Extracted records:
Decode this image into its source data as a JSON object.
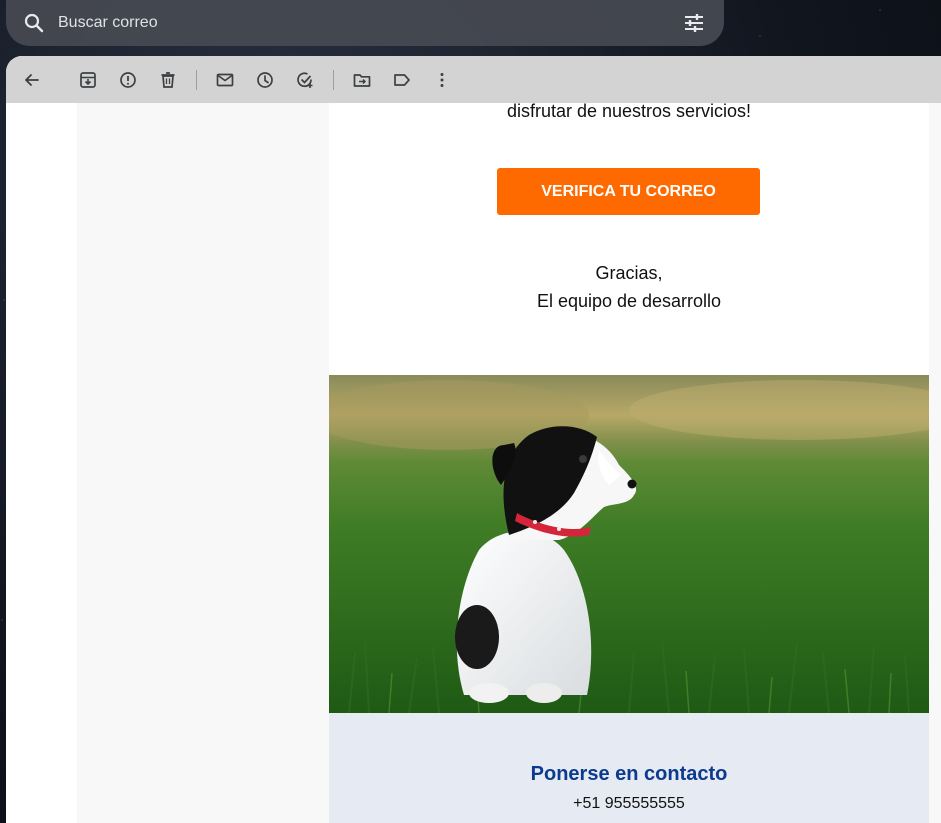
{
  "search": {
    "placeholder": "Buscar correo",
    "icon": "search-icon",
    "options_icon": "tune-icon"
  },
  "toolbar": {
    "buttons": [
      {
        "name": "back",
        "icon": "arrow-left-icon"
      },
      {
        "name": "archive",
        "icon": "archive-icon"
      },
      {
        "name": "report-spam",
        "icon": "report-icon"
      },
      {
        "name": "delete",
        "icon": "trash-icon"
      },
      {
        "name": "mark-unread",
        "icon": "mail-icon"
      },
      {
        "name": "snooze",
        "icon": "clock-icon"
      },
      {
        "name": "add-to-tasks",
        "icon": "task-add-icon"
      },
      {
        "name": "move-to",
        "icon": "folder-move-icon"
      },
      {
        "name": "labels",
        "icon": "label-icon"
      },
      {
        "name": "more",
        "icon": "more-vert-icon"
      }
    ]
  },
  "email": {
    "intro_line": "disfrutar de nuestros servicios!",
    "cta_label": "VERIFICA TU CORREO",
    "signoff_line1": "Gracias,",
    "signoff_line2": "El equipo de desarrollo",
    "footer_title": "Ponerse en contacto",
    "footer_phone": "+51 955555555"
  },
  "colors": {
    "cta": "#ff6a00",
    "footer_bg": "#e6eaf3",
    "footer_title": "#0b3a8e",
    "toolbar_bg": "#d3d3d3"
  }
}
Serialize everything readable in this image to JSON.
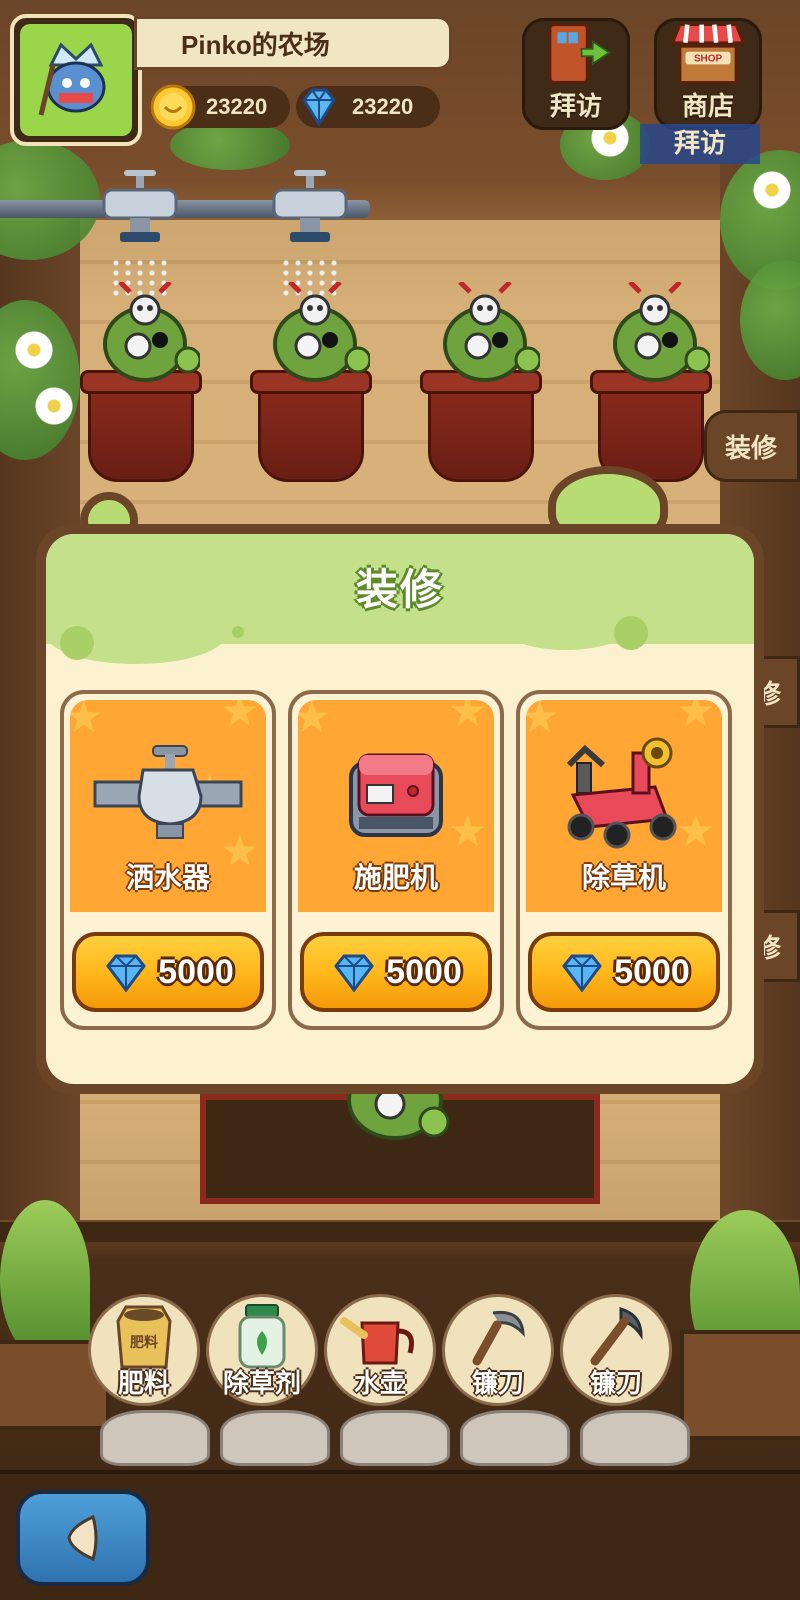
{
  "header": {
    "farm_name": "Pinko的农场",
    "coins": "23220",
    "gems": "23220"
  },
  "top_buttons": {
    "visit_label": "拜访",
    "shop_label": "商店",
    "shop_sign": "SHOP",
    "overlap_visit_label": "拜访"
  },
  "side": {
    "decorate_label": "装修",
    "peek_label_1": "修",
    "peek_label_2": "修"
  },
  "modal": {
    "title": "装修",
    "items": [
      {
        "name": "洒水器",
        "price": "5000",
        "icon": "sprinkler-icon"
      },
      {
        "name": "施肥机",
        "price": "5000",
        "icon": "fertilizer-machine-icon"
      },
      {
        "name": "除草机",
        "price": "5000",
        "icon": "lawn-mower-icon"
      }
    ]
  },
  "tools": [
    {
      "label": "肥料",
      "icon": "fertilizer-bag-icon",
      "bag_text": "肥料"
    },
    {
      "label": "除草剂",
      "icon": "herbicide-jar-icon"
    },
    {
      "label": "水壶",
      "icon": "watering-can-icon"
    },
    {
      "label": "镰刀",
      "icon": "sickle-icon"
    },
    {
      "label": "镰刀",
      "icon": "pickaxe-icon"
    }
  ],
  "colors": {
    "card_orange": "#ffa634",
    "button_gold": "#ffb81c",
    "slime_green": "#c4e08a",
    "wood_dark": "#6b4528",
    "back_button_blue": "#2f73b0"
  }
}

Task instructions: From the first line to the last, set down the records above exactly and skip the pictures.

Output:
Decode this image into its source data as a JSON object.
{
  "search": {
    "placeholder": "Buscar correo",
    "icon": "search-icon",
    "options_icon": "tune-icon"
  },
  "toolbar": {
    "buttons": [
      {
        "name": "back",
        "icon": "arrow-left-icon"
      },
      {
        "name": "archive",
        "icon": "archive-icon"
      },
      {
        "name": "report-spam",
        "icon": "report-icon"
      },
      {
        "name": "delete",
        "icon": "trash-icon"
      },
      {
        "name": "mark-unread",
        "icon": "mail-icon"
      },
      {
        "name": "snooze",
        "icon": "clock-icon"
      },
      {
        "name": "add-to-tasks",
        "icon": "task-add-icon"
      },
      {
        "name": "move-to",
        "icon": "folder-move-icon"
      },
      {
        "name": "labels",
        "icon": "label-icon"
      },
      {
        "name": "more",
        "icon": "more-vert-icon"
      }
    ]
  },
  "email": {
    "intro_line": "disfrutar de nuestros servicios!",
    "cta_label": "VERIFICA TU CORREO",
    "signoff_line1": "Gracias,",
    "signoff_line2": "El equipo de desarrollo",
    "footer_title": "Ponerse en contacto",
    "footer_phone": "+51 955555555"
  },
  "colors": {
    "cta": "#ff6a00",
    "footer_bg": "#e6eaf3",
    "footer_title": "#0b3a8e",
    "toolbar_bg": "#d3d3d3"
  }
}
Serialize everything readable in this image to JSON.
{
  "header": {
    "farm_name": "Pinko的农场",
    "coins": "23220",
    "gems": "23220"
  },
  "top_buttons": {
    "visit_label": "拜访",
    "shop_label": "商店",
    "shop_sign": "SHOP",
    "overlap_visit_label": "拜访"
  },
  "side": {
    "decorate_label": "装修",
    "peek_label_1": "修",
    "peek_label_2": "修"
  },
  "modal": {
    "title": "装修",
    "items": [
      {
        "name": "洒水器",
        "price": "5000",
        "icon": "sprinkler-icon"
      },
      {
        "name": "施肥机",
        "price": "5000",
        "icon": "fertilizer-machine-icon"
      },
      {
        "name": "除草机",
        "price": "5000",
        "icon": "lawn-mower-icon"
      }
    ]
  },
  "tools": [
    {
      "label": "肥料",
      "icon": "fertilizer-bag-icon",
      "bag_text": "肥料"
    },
    {
      "label": "除草剂",
      "icon": "herbicide-jar-icon"
    },
    {
      "label": "水壶",
      "icon": "watering-can-icon"
    },
    {
      "label": "镰刀",
      "icon": "sickle-icon"
    },
    {
      "label": "镰刀",
      "icon": "pickaxe-icon"
    }
  ],
  "colors": {
    "card_orange": "#ffa634",
    "button_gold": "#ffb81c",
    "slime_green": "#c4e08a",
    "wood_dark": "#6b4528",
    "back_button_blue": "#2f73b0"
  }
}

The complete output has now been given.